In first looking at Special Teams, the addition of Randall Cobb as a punt and kick returner was huge. Not only did he win the NFL Honors Play of the Year for his 108-yard kickoff return against the New Orleans Saints, but he made a significant mark on the statistics sheets. In yards per punt return, Cobb ranked third in the NFL (13.4), and he ranked seventh in yards per kickoff return (27.6).

While a lot of this is due to the athletic talent and vision that Cobb possesses, these plays would not have been possible without the blocking of the special teams units. And for that, we have to give credit to Slocum. If we are going to blame him for the failures, then it would only be right to praise him for the successes.

In fact, if you go by the advanced statistical measurements of Football Outsiders (FO), the Packers special teams unit ranked 8th in DVOA (3.5%) across the league in 2011. Last year they ranked 26th (1.6%).
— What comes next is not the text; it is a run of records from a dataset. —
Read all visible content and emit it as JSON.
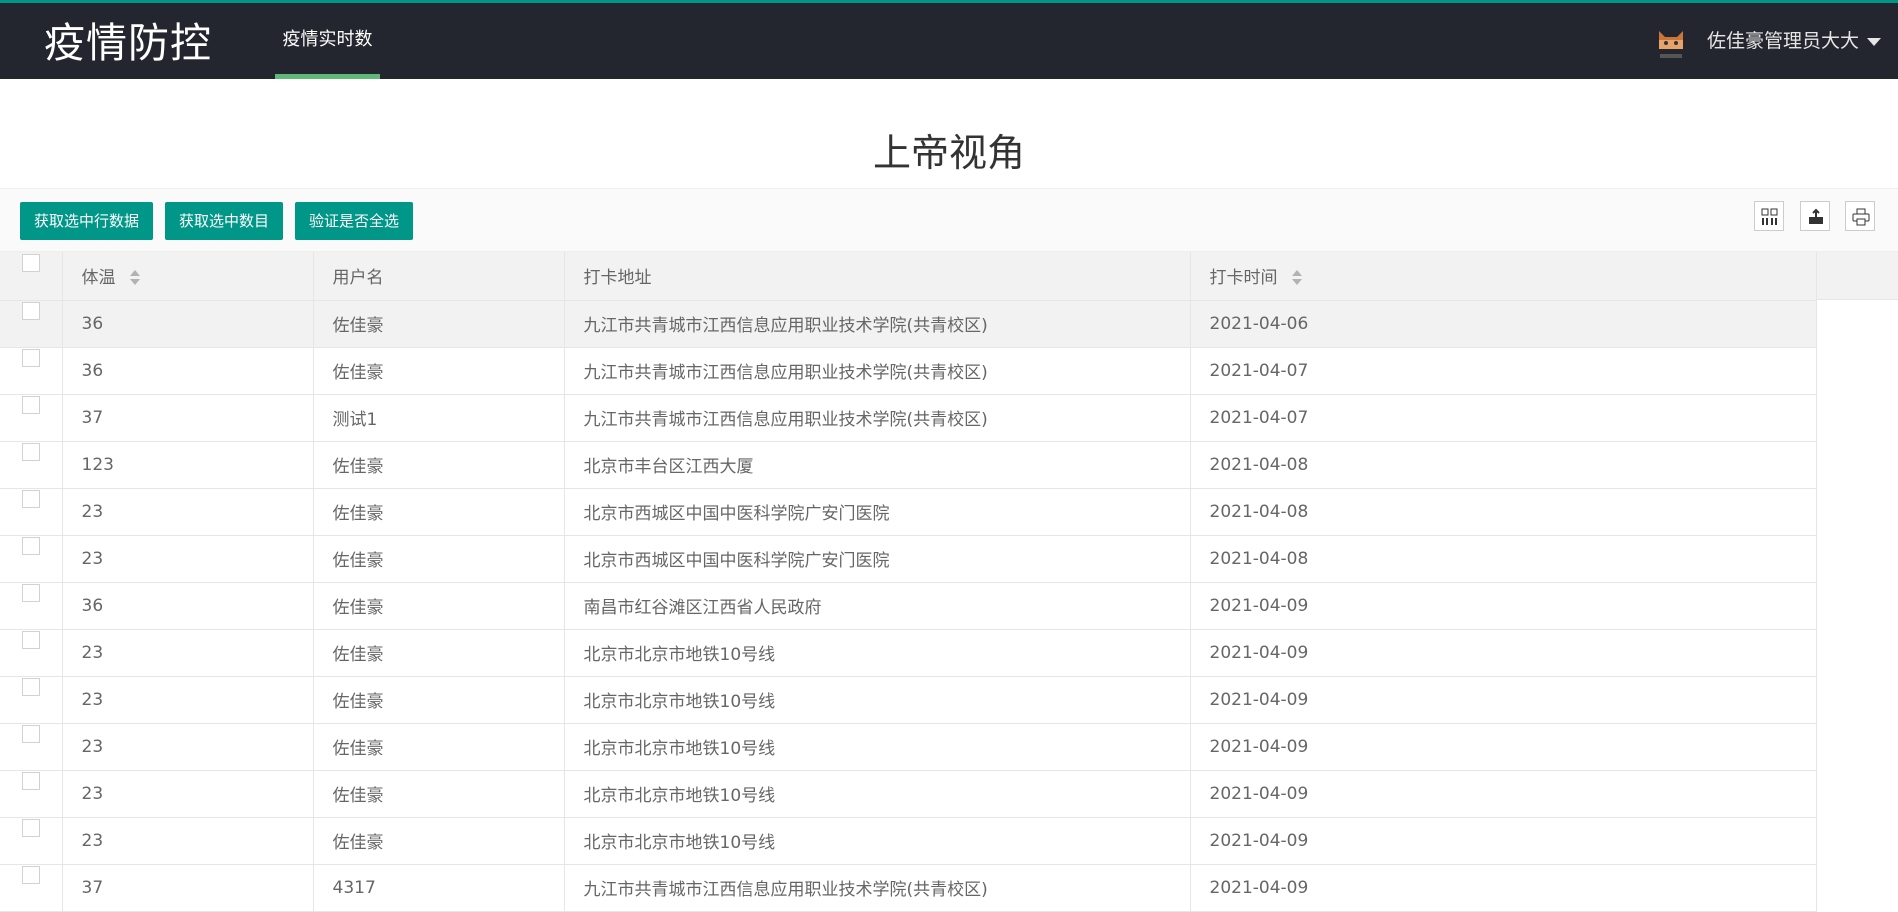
{
  "app": {
    "logo": "疫情防控",
    "nav_tab": "疫情实时数据",
    "user_name": "佐佳豪管理员大大"
  },
  "colors": {
    "primary": "#009688",
    "nav_bg": "#23262e",
    "nav_active": "#5fb878"
  },
  "page": {
    "title": "上帝视角"
  },
  "toolbar": {
    "buttons": [
      "获取选中行数据",
      "获取选中数目",
      "验证是否全选"
    ],
    "icons": [
      "columns-icon",
      "export-icon",
      "print-icon"
    ]
  },
  "table": {
    "columns": [
      "体温",
      "用户名",
      "打卡地址",
      "打卡时间"
    ],
    "rows": [
      {
        "temp": "36",
        "user": "佐佳豪",
        "addr": "九江市共青城市江西信息应用职业技术学院(共青校区)",
        "time": "2021-04-06"
      },
      {
        "temp": "36",
        "user": "佐佳豪",
        "addr": "九江市共青城市江西信息应用职业技术学院(共青校区)",
        "time": "2021-04-07"
      },
      {
        "temp": "37",
        "user": "测试1",
        "addr": "九江市共青城市江西信息应用职业技术学院(共青校区)",
        "time": "2021-04-07"
      },
      {
        "temp": "123",
        "user": "佐佳豪",
        "addr": "北京市丰台区江西大厦",
        "time": "2021-04-08"
      },
      {
        "temp": "23",
        "user": "佐佳豪",
        "addr": "北京市西城区中国中医科学院广安门医院",
        "time": "2021-04-08"
      },
      {
        "temp": "23",
        "user": "佐佳豪",
        "addr": "北京市西城区中国中医科学院广安门医院",
        "time": "2021-04-08"
      },
      {
        "temp": "36",
        "user": "佐佳豪",
        "addr": "南昌市红谷滩区江西省人民政府",
        "time": "2021-04-09"
      },
      {
        "temp": "23",
        "user": "佐佳豪",
        "addr": "北京市北京市地铁10号线",
        "time": "2021-04-09"
      },
      {
        "temp": "23",
        "user": "佐佳豪",
        "addr": "北京市北京市地铁10号线",
        "time": "2021-04-09"
      },
      {
        "temp": "23",
        "user": "佐佳豪",
        "addr": "北京市北京市地铁10号线",
        "time": "2021-04-09"
      },
      {
        "temp": "23",
        "user": "佐佳豪",
        "addr": "北京市北京市地铁10号线",
        "time": "2021-04-09"
      },
      {
        "temp": "23",
        "user": "佐佳豪",
        "addr": "北京市北京市地铁10号线",
        "time": "2021-04-09"
      },
      {
        "temp": "37",
        "user": "4317",
        "addr": "九江市共青城市江西信息应用职业技术学院(共青校区)",
        "time": "2021-04-09"
      }
    ]
  }
}
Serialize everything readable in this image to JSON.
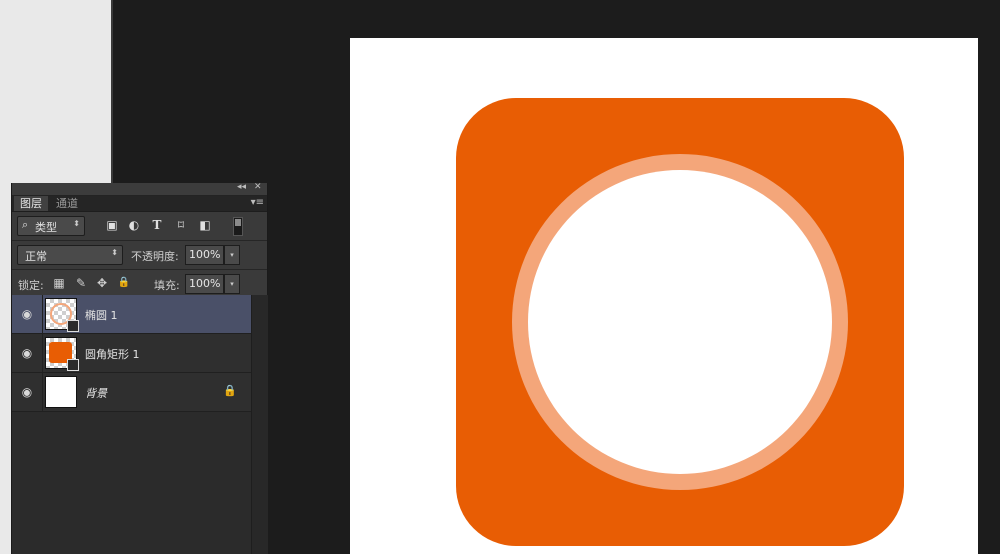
{
  "panel": {
    "topbar": {
      "collapse_glyph": "◂◂",
      "close_glyph": "✕"
    },
    "tabs": [
      {
        "label": "图层",
        "active": true
      },
      {
        "label": "通道",
        "active": false
      }
    ],
    "menu_glyph": "▾≡",
    "filter": {
      "icon": "search-icon",
      "glyph": "⌕",
      "value": "类型",
      "arrow": "⬍"
    },
    "filter_icons": [
      {
        "name": "image-filter-icon",
        "glyph": "▣"
      },
      {
        "name": "adjustment-filter-icon",
        "glyph": "◐"
      },
      {
        "name": "text-filter-icon",
        "glyph": "T"
      },
      {
        "name": "shape-filter-icon",
        "glyph": "⌑"
      },
      {
        "name": "smart-object-filter-icon",
        "glyph": "◧"
      }
    ],
    "blend": {
      "value": "正常",
      "arrow": "⬍"
    },
    "opacity": {
      "label": "不透明度:",
      "value": "100%",
      "drop": "▾"
    },
    "lock": {
      "label": "锁定:",
      "icons": [
        {
          "name": "lock-transparent-icon",
          "glyph": "▦"
        },
        {
          "name": "lock-paint-icon",
          "glyph": "✎"
        },
        {
          "name": "lock-move-icon",
          "glyph": "✥"
        },
        {
          "name": "lock-all-icon",
          "glyph": "🔒"
        }
      ]
    },
    "fill": {
      "label": "填充:",
      "value": "100%",
      "drop": "▾"
    },
    "layers": [
      {
        "name": "椭圆 1",
        "selected": true,
        "thumb": "ellipse",
        "visible_glyph": "◉"
      },
      {
        "name": "圆角矩形 1",
        "selected": false,
        "thumb": "rounded-rect",
        "visible_glyph": "◉"
      },
      {
        "name": "背景",
        "selected": false,
        "thumb": "background",
        "visible_glyph": "◉",
        "locked_glyph": "🔒"
      }
    ]
  },
  "colors": {
    "shape_orange": "#e85d04",
    "ring_orange": "#f4a67a",
    "canvas_white": "#ffffff",
    "selected_layer": "#4a5068"
  }
}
Now how about that offensive line?

Well, to look at it statistically, they actually slid back a little bit. Their 41 sacks allowed last year numbered three more than the year of their Super Bowl run, and according to FO, their Adjusted Sack Rate rose from 7.2% to 7.4%. But if this is the case, why haven’t we heard the rallying cry against Campen lately?



It’s Sam Shields’ Turn to “Improve From Within”

Sam Shields - Green Bay Packers defensive back

Sam Shields sends the Packers to the Super Bowl.

Think back to the beginning of the 2010 season for a minute. The Packers defense was coming off an embarrassing playoff loss to the Arizona Cardinals and the secondary faced many of the same questions that the pass rush faces today.

But instead of answering those questions in the draft, Ted Thompson’s solution was to plug in an undrafted rookie free agent that few people had heard of and actually had more experience as a wide receiver than a defensive back. Sam Shields came into camp with the reputation as a speedster, and that’s about it. Besides his ability to run really fast, nobody knew much else about him.

“This is how you’re going to fix the secondary, Ted?” Packers fans asked.

“Yup,” Thompson replied before taking another sip from his bottled water and turning away.

“Improving from within” was a talking point that Thompson and Mike McCarthy hammered home through training camp and the preseason. By 2010, most reasonable Packers fans understood that Thompson was rarely going to sign a free agent or make a trade that grabbed headlines.

But Sam Shields? Really? The Packers were supposed to be a Super Bowl caliber team and Thompson’s answer to the team’s main weakness was an undrafted converted receiver? This decision really put the “In Ted we Trust” mantra to the test.

Well, we know how it worked out. Shields had an excellent rookie season and sealed the Packers trip to the Super Bowl with a game-clinching interception in the NFC championship. Shields was so good, the Packers cut fan favorite Al Harris halfway through the season.

The Packers improved from within, alright. But it was Shields — an unknown outsider — who kickstarted some of that improvement.

The following season didn’t go so well for Shields, or the entire Packers defense. There were too many games where the defense looked outmatched like they were against Warner and the Cardinals. But instead of taking the improve from within approach again, Thompson used almost all of his draft picks on defense. He even signed a few free agents.

That doesn’t mean improving from within doesn’t apply to this group. Nick Perry, Jerel Worthy, Casey Heyward and the others are nice additions, but they’re not going to rescue this defense by themselves. Several players are going to have to get better, or improve from within. Shields tops the list.